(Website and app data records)
══════════
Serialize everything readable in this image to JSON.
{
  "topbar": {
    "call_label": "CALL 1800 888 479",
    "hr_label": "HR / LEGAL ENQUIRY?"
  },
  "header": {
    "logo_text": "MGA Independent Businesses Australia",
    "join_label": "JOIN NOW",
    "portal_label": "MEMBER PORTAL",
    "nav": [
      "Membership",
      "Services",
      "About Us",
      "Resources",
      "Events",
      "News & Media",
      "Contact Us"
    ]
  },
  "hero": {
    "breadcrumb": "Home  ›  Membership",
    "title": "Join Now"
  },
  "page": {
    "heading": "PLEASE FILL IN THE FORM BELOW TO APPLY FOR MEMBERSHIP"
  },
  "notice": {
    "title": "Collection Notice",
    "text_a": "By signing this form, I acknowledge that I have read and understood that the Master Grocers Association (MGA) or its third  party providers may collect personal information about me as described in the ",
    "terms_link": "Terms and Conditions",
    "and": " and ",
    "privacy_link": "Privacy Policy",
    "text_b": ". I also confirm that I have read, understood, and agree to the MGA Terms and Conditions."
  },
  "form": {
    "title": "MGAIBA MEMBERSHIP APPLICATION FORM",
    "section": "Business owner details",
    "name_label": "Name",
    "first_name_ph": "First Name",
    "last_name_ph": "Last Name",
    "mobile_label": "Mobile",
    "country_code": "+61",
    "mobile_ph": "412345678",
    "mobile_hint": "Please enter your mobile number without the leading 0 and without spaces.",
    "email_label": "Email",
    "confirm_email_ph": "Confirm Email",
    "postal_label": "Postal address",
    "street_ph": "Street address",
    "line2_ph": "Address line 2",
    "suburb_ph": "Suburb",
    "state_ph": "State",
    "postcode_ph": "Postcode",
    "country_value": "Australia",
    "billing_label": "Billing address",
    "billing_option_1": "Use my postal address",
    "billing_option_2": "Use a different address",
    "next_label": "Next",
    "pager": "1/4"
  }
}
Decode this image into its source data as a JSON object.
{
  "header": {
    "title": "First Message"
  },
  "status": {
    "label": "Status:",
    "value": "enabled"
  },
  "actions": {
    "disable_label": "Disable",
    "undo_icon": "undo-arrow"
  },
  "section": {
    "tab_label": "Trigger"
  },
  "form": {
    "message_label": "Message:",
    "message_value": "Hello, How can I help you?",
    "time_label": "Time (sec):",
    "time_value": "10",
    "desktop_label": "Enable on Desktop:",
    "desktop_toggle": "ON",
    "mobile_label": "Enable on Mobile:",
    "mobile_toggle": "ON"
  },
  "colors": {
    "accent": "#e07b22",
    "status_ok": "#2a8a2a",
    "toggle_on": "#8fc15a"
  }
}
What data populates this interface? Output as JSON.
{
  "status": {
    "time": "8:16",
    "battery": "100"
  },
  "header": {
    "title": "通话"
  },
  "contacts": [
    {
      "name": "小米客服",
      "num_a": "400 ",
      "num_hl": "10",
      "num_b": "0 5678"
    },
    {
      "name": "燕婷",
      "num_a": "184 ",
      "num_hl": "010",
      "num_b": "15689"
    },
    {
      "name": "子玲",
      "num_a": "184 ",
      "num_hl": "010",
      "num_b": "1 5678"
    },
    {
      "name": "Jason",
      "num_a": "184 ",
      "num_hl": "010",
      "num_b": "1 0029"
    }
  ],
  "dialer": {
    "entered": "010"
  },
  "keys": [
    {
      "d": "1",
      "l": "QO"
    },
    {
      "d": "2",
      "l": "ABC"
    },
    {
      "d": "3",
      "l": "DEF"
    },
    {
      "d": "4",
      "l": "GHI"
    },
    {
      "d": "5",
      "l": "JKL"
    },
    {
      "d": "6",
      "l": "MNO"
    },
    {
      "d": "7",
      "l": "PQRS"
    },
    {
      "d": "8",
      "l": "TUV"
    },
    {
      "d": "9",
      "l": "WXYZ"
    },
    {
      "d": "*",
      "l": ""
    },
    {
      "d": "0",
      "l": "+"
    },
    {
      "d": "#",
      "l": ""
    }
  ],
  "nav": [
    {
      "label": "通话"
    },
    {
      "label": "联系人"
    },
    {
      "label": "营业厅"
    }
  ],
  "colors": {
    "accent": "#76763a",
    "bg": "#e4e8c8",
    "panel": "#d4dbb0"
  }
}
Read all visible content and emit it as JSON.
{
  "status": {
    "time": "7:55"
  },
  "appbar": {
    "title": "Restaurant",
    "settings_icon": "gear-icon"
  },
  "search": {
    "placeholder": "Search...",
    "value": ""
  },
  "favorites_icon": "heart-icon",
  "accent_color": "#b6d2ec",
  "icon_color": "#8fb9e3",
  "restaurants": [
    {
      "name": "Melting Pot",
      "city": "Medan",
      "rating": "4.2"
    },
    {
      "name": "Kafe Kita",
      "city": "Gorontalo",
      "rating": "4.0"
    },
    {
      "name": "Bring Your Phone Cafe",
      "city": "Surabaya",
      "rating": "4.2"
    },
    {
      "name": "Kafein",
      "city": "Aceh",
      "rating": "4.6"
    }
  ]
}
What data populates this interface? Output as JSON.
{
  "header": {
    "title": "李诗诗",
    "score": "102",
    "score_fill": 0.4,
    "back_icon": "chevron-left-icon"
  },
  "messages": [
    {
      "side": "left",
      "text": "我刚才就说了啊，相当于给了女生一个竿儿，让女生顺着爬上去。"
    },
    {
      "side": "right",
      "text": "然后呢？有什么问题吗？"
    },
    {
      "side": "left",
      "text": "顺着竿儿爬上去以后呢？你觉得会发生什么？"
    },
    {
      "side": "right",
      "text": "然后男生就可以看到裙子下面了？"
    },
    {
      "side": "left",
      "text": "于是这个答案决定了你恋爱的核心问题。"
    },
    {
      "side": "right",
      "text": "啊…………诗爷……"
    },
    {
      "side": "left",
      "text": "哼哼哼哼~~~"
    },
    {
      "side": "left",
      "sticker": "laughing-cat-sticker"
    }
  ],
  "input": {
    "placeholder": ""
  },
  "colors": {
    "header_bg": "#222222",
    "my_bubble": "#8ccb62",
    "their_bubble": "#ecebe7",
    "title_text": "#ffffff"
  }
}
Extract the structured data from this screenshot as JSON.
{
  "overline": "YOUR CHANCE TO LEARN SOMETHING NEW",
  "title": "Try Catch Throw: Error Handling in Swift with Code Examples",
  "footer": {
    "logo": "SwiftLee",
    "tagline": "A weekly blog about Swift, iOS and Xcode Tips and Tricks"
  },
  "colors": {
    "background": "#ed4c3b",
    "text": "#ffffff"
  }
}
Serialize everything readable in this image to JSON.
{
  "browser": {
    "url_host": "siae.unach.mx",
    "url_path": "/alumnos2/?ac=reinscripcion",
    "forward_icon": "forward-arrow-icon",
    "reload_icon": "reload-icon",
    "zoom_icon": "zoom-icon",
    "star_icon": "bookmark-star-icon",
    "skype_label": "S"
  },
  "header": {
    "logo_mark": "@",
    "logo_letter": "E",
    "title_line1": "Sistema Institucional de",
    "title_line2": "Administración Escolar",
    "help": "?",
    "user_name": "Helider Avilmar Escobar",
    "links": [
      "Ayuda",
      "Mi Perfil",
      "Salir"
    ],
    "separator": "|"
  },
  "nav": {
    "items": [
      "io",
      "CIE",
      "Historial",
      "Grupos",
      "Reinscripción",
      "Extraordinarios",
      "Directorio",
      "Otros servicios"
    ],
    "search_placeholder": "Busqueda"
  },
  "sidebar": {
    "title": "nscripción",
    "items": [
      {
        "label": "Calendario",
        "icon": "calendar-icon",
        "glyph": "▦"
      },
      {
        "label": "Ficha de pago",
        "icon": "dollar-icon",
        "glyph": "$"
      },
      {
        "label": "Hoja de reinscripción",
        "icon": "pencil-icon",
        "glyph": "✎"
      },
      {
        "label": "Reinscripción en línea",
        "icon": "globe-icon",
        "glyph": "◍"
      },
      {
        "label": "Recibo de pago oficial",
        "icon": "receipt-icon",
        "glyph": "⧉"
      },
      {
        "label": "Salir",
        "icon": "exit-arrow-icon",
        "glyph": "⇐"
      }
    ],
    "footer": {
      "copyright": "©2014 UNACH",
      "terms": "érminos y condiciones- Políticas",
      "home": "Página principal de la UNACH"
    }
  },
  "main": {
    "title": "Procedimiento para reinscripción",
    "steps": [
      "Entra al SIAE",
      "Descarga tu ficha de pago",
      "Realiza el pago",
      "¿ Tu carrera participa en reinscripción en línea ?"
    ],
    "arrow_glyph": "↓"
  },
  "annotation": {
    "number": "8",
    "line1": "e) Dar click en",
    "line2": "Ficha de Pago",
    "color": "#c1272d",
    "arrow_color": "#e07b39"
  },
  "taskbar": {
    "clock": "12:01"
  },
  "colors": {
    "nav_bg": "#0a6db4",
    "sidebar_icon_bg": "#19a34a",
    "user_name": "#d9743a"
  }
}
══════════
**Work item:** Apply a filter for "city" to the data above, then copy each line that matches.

**Solution for this task:**
      "city": "Medan",
      "city": "Gorontalo",
      "city": "Surabaya",
      "city": "Aceh",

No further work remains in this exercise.